A current challenge is to lay the foundations for deep decarbonization, even if energy technologies (including pricing) are not yet up to the task. Climate change is a long-term problem. Urgent action is necessary, but because of the scale of the problem and the time needed to develop new energy systems, the challenge will persist for many decades. Climate and energy policies, today, should be judged not only by how they relate to immediate goals of emissions reduction, but also by how they contribute to providing options for decarbonization pathways in the future.

China and the United States are in position to promote energy technology innovation and tackle climate change. As the two largest emitters of greenhouse gases, both countries have the opportunity to assume leadership positions. The landmark Xi-Obama climate agreement announced in 2014 outlined a unique collaboration between these two countries. This bilateral agreement also changed the character of global climate governance, which contributed to the success of the Paris Agreement.

China has made substantial efforts to reduce coal consumption and to increase non-fossil energy, and is currently on track to meet its climate pledges. While coal consumption reached 2.81 billion tce in 2013, it fell to 2.71 billion tce in 2017. The annual growth rate of non-fossil energy supply was 11.2% in 2012-2017. During the 13th Five Year Plan period (2016- 2020), the annual average GDP growth rate is expected to be around 6.5%, while the growth rate for energy consumption and CO2 emissions are anticipated to be only 2% and 1%, respectively. By 2020, the CO2 intensity (the ratio of CO2 emissions to GDP) is expected to decrease by more than 50% compared to 2005 level. It is therefore very likely that China will peak its carbon emissions before 2030 and achieve the targets pledged in the Paris Agreement to increase the share of non-fossil energy to 20% of primary energy.

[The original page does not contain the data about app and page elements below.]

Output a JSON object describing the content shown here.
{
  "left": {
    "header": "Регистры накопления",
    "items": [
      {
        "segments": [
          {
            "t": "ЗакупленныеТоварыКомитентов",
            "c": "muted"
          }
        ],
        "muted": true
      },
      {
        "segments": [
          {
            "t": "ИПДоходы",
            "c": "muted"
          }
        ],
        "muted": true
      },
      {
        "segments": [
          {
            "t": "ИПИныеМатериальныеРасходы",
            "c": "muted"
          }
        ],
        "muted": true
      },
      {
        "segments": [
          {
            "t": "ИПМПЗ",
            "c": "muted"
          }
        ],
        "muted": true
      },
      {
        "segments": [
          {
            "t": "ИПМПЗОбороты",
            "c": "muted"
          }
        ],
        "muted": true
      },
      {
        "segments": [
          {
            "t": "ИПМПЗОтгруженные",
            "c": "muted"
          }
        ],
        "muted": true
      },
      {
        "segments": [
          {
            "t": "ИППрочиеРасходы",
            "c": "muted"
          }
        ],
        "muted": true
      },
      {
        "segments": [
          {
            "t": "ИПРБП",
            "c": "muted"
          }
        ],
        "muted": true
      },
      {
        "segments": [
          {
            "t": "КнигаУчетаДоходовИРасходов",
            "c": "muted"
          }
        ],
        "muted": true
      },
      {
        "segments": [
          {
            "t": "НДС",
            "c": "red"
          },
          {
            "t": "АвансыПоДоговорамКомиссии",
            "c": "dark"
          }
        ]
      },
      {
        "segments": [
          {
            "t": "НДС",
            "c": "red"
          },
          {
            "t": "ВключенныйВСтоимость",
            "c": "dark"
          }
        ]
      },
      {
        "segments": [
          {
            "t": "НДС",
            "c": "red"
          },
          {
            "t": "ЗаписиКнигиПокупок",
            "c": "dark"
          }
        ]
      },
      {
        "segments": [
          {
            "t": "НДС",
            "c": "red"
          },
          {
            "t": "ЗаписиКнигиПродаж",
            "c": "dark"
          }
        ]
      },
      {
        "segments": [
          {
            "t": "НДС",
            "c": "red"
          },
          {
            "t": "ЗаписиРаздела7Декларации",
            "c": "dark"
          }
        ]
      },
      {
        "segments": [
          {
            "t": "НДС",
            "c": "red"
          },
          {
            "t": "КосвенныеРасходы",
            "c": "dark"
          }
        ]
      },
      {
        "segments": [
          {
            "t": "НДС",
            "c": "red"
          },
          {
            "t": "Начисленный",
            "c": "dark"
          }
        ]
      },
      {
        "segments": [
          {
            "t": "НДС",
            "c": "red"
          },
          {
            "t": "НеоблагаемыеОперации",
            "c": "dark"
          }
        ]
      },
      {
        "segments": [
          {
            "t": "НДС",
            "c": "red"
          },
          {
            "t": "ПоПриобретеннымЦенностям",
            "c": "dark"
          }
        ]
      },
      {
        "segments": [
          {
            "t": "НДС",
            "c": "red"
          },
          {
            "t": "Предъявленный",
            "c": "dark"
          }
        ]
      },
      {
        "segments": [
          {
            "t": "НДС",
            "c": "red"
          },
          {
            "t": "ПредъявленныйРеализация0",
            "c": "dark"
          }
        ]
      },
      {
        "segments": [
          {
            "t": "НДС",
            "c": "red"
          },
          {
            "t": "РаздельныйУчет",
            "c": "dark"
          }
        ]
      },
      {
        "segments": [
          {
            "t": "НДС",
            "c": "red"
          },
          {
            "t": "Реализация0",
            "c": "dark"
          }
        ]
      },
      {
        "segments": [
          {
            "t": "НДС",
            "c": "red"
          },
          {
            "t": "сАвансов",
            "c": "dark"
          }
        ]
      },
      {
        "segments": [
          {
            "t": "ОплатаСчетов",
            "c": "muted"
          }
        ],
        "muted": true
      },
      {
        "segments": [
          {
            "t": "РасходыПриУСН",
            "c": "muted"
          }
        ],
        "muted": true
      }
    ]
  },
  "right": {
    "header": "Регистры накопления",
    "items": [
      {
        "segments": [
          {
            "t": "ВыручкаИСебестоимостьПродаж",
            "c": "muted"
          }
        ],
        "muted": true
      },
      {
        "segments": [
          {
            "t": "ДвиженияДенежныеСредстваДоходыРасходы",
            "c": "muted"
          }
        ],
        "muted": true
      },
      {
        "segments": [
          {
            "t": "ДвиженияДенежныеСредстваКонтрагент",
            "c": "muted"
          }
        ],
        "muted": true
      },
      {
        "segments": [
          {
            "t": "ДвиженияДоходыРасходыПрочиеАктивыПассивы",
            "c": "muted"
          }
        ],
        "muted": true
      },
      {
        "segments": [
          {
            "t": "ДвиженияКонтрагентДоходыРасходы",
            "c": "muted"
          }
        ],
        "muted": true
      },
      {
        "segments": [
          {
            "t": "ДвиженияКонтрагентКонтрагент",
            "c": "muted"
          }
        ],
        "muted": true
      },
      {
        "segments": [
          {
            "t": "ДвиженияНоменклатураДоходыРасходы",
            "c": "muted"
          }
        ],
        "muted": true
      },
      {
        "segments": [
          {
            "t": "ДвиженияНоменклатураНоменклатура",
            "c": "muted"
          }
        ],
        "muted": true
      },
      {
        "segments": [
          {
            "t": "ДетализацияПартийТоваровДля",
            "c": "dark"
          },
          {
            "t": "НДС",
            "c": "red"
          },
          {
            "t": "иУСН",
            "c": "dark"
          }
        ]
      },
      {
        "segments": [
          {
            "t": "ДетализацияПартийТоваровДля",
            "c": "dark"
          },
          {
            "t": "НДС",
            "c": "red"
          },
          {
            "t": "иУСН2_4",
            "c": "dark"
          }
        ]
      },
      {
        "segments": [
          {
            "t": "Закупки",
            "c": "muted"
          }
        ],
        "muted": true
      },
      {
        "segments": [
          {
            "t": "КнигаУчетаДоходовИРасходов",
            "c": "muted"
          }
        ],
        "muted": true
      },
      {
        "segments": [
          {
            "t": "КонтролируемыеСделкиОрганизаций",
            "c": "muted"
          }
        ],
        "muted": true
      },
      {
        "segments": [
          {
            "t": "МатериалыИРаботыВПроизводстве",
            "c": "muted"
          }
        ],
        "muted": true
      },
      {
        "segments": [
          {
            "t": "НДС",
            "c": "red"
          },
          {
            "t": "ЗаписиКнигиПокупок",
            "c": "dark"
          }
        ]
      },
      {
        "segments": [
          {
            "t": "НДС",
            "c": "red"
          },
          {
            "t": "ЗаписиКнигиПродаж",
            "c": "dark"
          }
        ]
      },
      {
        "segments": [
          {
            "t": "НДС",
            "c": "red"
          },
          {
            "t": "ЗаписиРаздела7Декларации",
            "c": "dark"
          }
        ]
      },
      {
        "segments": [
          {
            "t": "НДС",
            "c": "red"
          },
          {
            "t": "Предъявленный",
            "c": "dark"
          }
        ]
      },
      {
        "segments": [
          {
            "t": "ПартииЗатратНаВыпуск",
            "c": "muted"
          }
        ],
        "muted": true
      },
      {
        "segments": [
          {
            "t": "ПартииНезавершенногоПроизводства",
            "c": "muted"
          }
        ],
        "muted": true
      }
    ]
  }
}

In the United States, while the Trump Administration decided to withdraw from the Paris Agreement, efforts have been made by states, cities, business leaders, and universities to continue the support for climate action. The Trump Administration announced its decision to withdraw from the Paris Agreement in 2017, and has initiated a process to reverse many of the climate policies implemented by the Obama Administration, including the Clean Power Plan. These actions have damaged the moral authority of U.S. leadership in tackling climate change, and may result in delayed action and reduced funding for mitigation and adaptation efforts. However, about 70% of Americans believe that climate change is happening, and the percentage is even higher among young people. More than 2,800 leaders from cities, states, universities, and companies have signed the “We are Still In” declaration to stand by the Paris Agreement.

Given the present-day situation, two lines of cooperation between Chinese and U.S. scholars are especially valuable. The first is to work with each other to promote climate action from all entities, rather than be limited to government negotiations. The bottom-up action from states, cities, counties, universities, businesses, and investors provides opportunities for new forms of partnership between a wide range of actors to pursue ambitious climate goals. Second, organizations in both countries can partner with each other to flesh out and evaluate policies for innovation, mitigation, and adaptation, so that when the opportunities present themselves, actions can be taken.

For more information on this publication: Belfer Communications Office
For Academic Citation: Qiao, Qinyu, Wei Peng, Pu Wang and Henry Lee. “Harvard-Tsinghua Workshop on Low-Carbon Development and Public Policy.” Environment and Natural Resources Program, Belfer Center, September 2018.